The following points should be taken into account when considering prescribing antibiotics:

They are not a substitute for establishing adequate drainage.


Use only when there is an indication, such as:
o cellulitis
o trismus
o lymphadenopathy
o fever
o malaise
o immunocompromised patient
Use only when the risk/benefit balance is favourable.
Choose the narrowest spectrum drug that will be effective.
Choose the drug with the fewest side effects.
Consider a loading dose.
Prescribe an adequate dose.
Prescribe for an appropriate duration (consider higher doses for a shorter period of time).
Penicillin, amoxicillin and clindamycin are considered acceptable to give to the pregnant
patient who requires one of them.
Avoid potential drug interactions and do not select these antibiotics if the following drugs are
being taken:
o Do not use metronidazole if the patient is on any one of:
alcohol, warfarin or lithium.
o Do not use erythromycin or clarithromycin if the patient is on any one of:
bromocriptine, carbamazepine, cyclosporine, digoxin, felodipine, midazolam (if p.o.),
prednisone, triazolam, warfarin or a xanthine.

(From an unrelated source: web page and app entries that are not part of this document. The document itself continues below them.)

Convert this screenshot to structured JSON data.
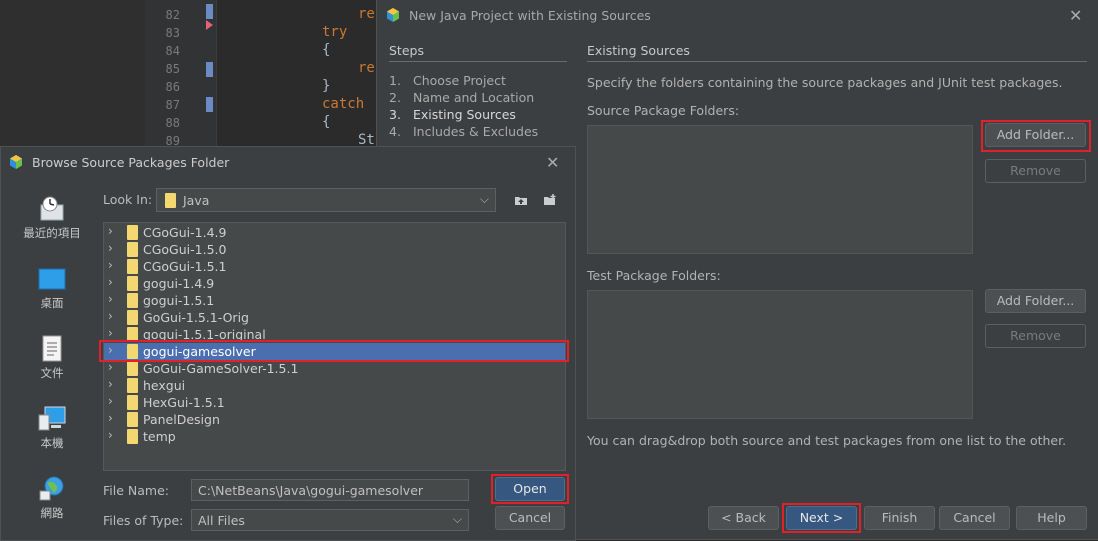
{
  "editor": {
    "line_numbers": [
      "82",
      "83",
      "84",
      "85",
      "86",
      "87",
      "88",
      "89"
    ],
    "code_lines": [
      "re",
      "try",
      "{",
      "re",
      "}",
      "catch",
      "{",
      "St"
    ]
  },
  "wizard": {
    "title": "New Java Project with Existing Sources",
    "steps_title": "Steps",
    "steps": [
      {
        "num": "1.",
        "label": "Choose Project"
      },
      {
        "num": "2.",
        "label": "Name and Location"
      },
      {
        "num": "3.",
        "label": "Existing Sources"
      },
      {
        "num": "4.",
        "label": "Includes & Excludes"
      }
    ],
    "section_title": "Existing Sources",
    "description": "Specify the folders containing the source packages and JUnit test packages.",
    "source_label": "Source Package Folders:",
    "test_label": "Test Package Folders:",
    "add_folder": "Add Folder...",
    "remove": "Remove",
    "footer_text": "You can drag&drop both source and test packages from one list to the other.",
    "buttons": {
      "back": "< Back",
      "next": "Next >",
      "finish": "Finish",
      "cancel": "Cancel",
      "help": "Help"
    }
  },
  "browse": {
    "title": "Browse Source Packages Folder",
    "places": [
      "最近的項目",
      "桌面",
      "文件",
      "本機",
      "網路"
    ],
    "look_in_label": "Look In:",
    "look_in_value": "Java",
    "folders": [
      "CGoGui-1.4.9",
      "CGoGui-1.5.0",
      "CGoGui-1.5.1",
      "gogui-1.4.9",
      "gogui-1.5.1",
      "GoGui-1.5.1-Orig",
      "gogui-1.5.1-original",
      "gogui-gamesolver",
      "GoGui-GameSolver-1.5.1",
      "hexgui",
      "HexGui-1.5.1",
      "PanelDesign",
      "temp"
    ],
    "selected_folder": "gogui-gamesolver",
    "file_name_label": "File Name:",
    "file_name_value": "C:\\NetBeans\\Java\\gogui-gamesolver",
    "files_of_type_label": "Files of Type:",
    "files_of_type_value": "All Files",
    "open": "Open",
    "cancel": "Cancel"
  },
  "colors": {
    "accent": "#365880",
    "selection": "#4b6eaf",
    "highlight_box": "#e3202a",
    "folder": "#f3d872"
  }
}
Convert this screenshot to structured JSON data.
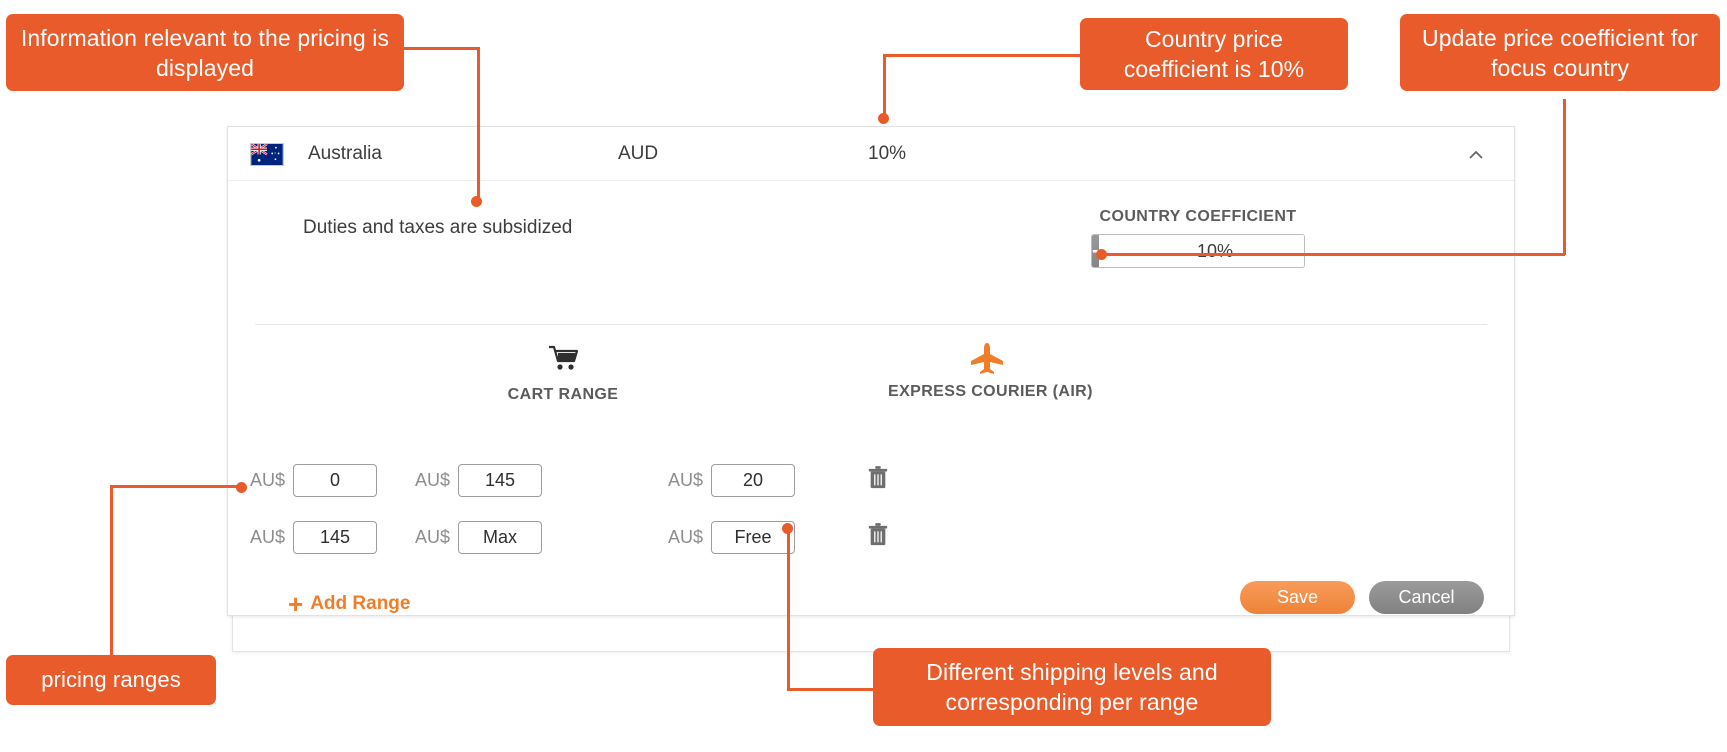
{
  "panel": {
    "header": {
      "flag_icon": "australia-flag-icon",
      "country": "Australia",
      "currency": "AUD",
      "coefficient_percent": "10%",
      "collapse_icon": "chevron-up-icon"
    },
    "subsidy_note": "Duties and taxes are subsidized",
    "coefficient": {
      "label": "COUNTRY COEFFICIENT",
      "decrement_label": "-",
      "value": "10%",
      "increment_label": "+"
    },
    "columns": [
      {
        "icon": "shopping-cart-icon",
        "glyph": "🛒",
        "label": "CART RANGE"
      },
      {
        "icon": "airplane-icon",
        "glyph": "✈",
        "label": "EXPRESS COURIER (AIR)"
      }
    ],
    "currency_prefix": "AU$",
    "rows": [
      {
        "from": "0",
        "to": "145",
        "air": "20",
        "delete_icon": "trash-icon",
        "delete_glyph": "🗑"
      },
      {
        "from": "145",
        "to": "Max",
        "air": "Free",
        "delete_icon": "trash-icon",
        "delete_glyph": "🗑"
      }
    ],
    "add_range_label": "Add Range",
    "add_range_plus": "+",
    "save_label": "Save",
    "cancel_label": "Cancel"
  },
  "annotations": [
    {
      "id": "info-pricing",
      "text": "Information relevant to the pricing is displayed"
    },
    {
      "id": "country-price",
      "text": "Country price coefficient is 10%"
    },
    {
      "id": "update-coefficient",
      "text": "Update price coefficient for focus country"
    },
    {
      "id": "pricing-ranges",
      "text": "pricing ranges"
    },
    {
      "id": "shipping-levels",
      "text": "Different shipping levels and corresponding per range"
    }
  ],
  "colors": {
    "accent_orange": "#ea5b2b",
    "button_orange": "#ef8237",
    "gray": "#858585"
  }
}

With the above information, the dentist can then proceed to follow an algorithm, based on the
answers to the following questions, to determine an appropriate antibiotic. Dosing regimens are
listed following the algorithm.

ALGORITHM FOR ANTIBIOTIC USE


First consideration: if no allergy
First consideration: if penicillin allergy

Penicillin VK 300 600 mg


QID

If penicillin is, or will be, insufficient based on


severity of infection and/or health of patient:
then select one of:

Amoxicillin 250 500 mg TID

Clindamycin 150 300 mg QID

If any of the above is insufficient, consider one of the following:

Add metronidazole to one of the above


Amoxicillin/clavulanate, if not allergic to penicillin

The above algorithm should be considered to assist management of an acute orofacial


infection in the adult.

DOSING REGIMENS FOR ANTIBIOTICS


Drug (listed alphabetically)
amoxicillin
amoxicillin/clavulanate (Clavulin)
azithromycin
cephalexin
clarithromycin
clindamycin
cloxacillin
doxycycline
erythromycin
metronidazole
penicillin V

Adult Dose
250-500mg TID
250-500mg TID
500mg on day 1, then 250mg days 2-5
250-500mg QID
250-500mg BID
150-300mg QID
250-500mg QID
100mg QD or BID
250-500mg QID
250-500mg TID (low range of doses can be QID)
300-600mg QID

PEDIATRIC DOSES
amoxicillin
clindamycin
penicillin V

7 13 mg/kg TID
2 6 mg/kg QID
6 12 mg QID

REFERENCES:
Haas DA, Epstein JB and Eggert FM. Antimicrobial resistance: dentistrys role. Journal of the
Canadian Dental Association. 64:496-502, 1998.
Newman MG and van Winkelhoff AJ. Antibiotic and Antimicrobial Use in Dental Practice. 2nd
ed. Quintessence, 2001.
Pallasch, TJ. Principles of Antimicrobial Therapy, Chapter 38, In, Pharmacology and
Therapeutics for Dentistry, 5th ed., J.A. Yagiela, , F.J. Dowd, E.A. Neidle, eds.,
Harcourt, pages 595 618, 2004.
Haas DA. Drugs in Dentistry. In, Compendium of Pharmaceuticals and Specialties (CPS),
pages L30-L33, 2007.